§ **WHAT TO WORK ON**: Go through the entries below and collect each line with the string "text" in it.

- - -

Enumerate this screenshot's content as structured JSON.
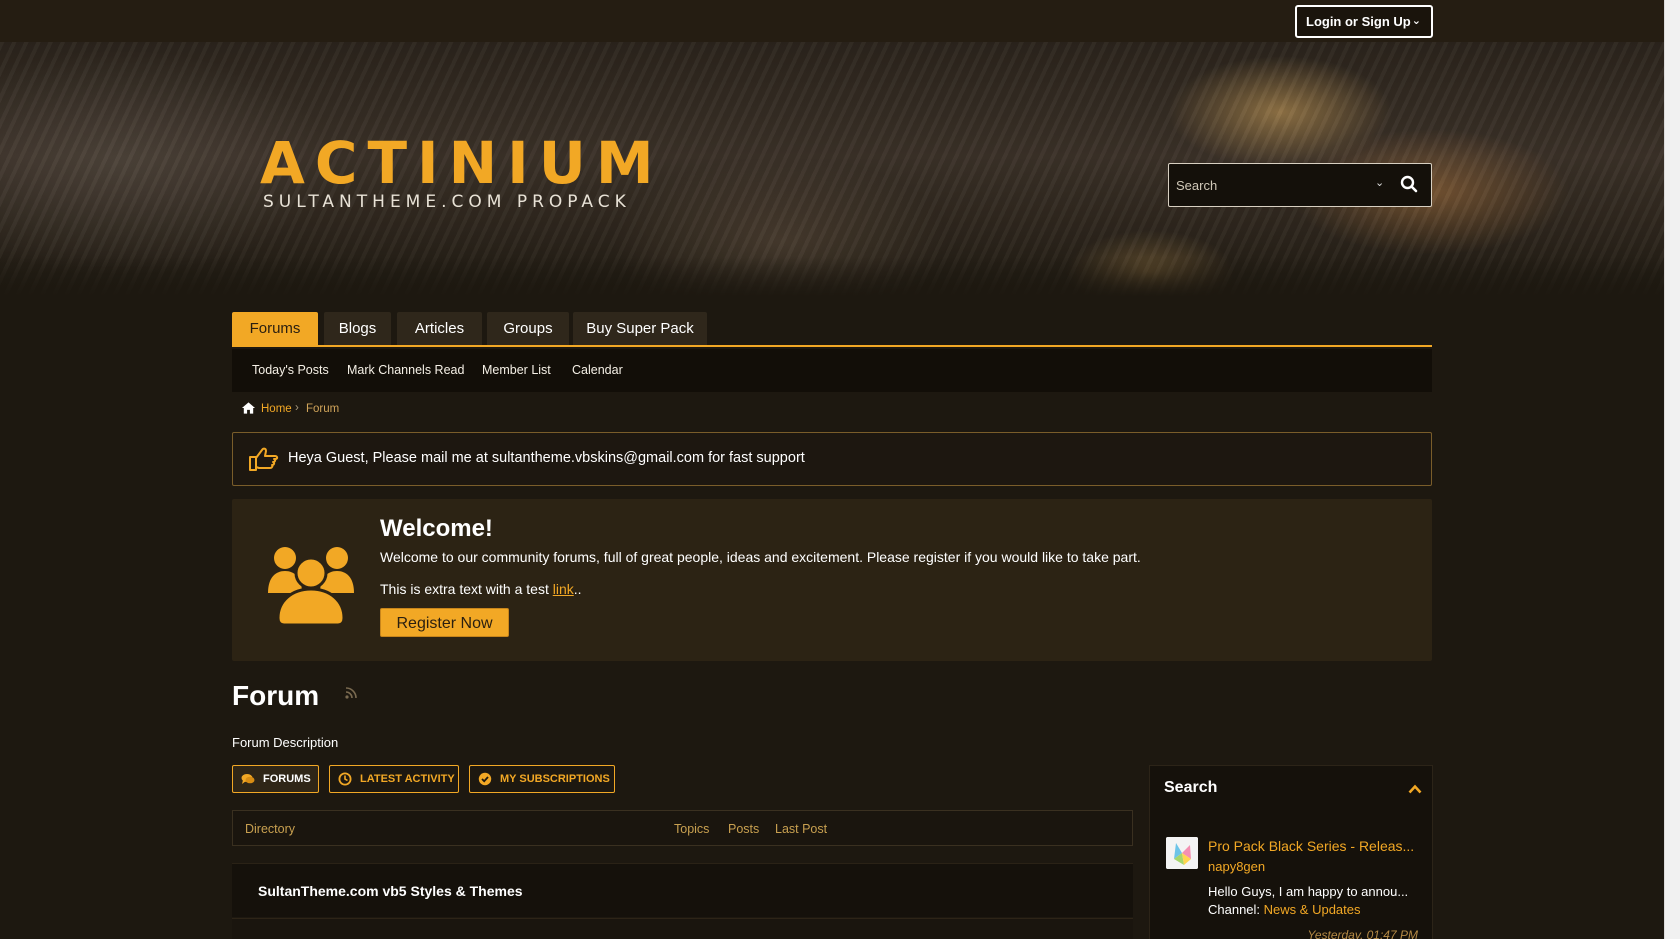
{
  "topbar": {
    "login_label": "Login or Sign Up"
  },
  "header": {
    "logo_title": "ACTINIUM",
    "logo_subtitle": "SULTANTHEME.COM PROPACK",
    "search_placeholder": "Search"
  },
  "nav": {
    "tabs": [
      {
        "label": "Forums",
        "active": true
      },
      {
        "label": "Blogs"
      },
      {
        "label": "Articles"
      },
      {
        "label": "Groups"
      },
      {
        "label": "Buy Super Pack"
      }
    ],
    "sub": [
      "Today's Posts",
      "Mark Channels Read",
      "Member List",
      "Calendar"
    ]
  },
  "breadcrumb": {
    "home": "Home",
    "current": "Forum"
  },
  "notice": {
    "text": "Heya Guest, Please mail me at sultantheme.vbskins@gmail.com for fast support"
  },
  "welcome": {
    "title": "Welcome!",
    "text": "Welcome to our community forums, full of great people, ideas and excitement. Please register if you would like to take part.",
    "extra_prefix": "This is extra text with a test ",
    "extra_link": "link",
    "extra_suffix": "..",
    "register_label": "Register Now"
  },
  "forum": {
    "title": "Forum",
    "description": "Forum Description",
    "buttons": [
      {
        "label": "FORUMS",
        "active": true
      },
      {
        "label": "LATEST ACTIVITY"
      },
      {
        "label": "MY SUBSCRIPTIONS"
      }
    ],
    "columns": {
      "directory": "Directory",
      "topics": "Topics",
      "posts": "Posts",
      "last_post": "Last Post"
    },
    "category": "SultanTheme.com vb5 Styles & Themes"
  },
  "sidebar_search": {
    "title": "Search",
    "post": {
      "title": "Pro Pack Black Series - Releas...",
      "user": "napy8gen",
      "body": "Hello Guys, I am happy to annou...",
      "channel_label": "Channel:",
      "channel": "News & Updates",
      "time": "Yesterday, 01:47 PM"
    }
  },
  "colors": {
    "accent": "#f2a825",
    "background": "#1d1810",
    "panel": "#2c2314"
  }
}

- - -

§ **SOLUTION**:
    "text": "Heya Guest, Please mail me at sultantheme.vbskins@gmail.com for fast support"
    "text": "Welcome to our community forums, full of great people, ideas and excitement. Please register if you would like to take part.",
    "extra_prefix": "This is extra text with a test ",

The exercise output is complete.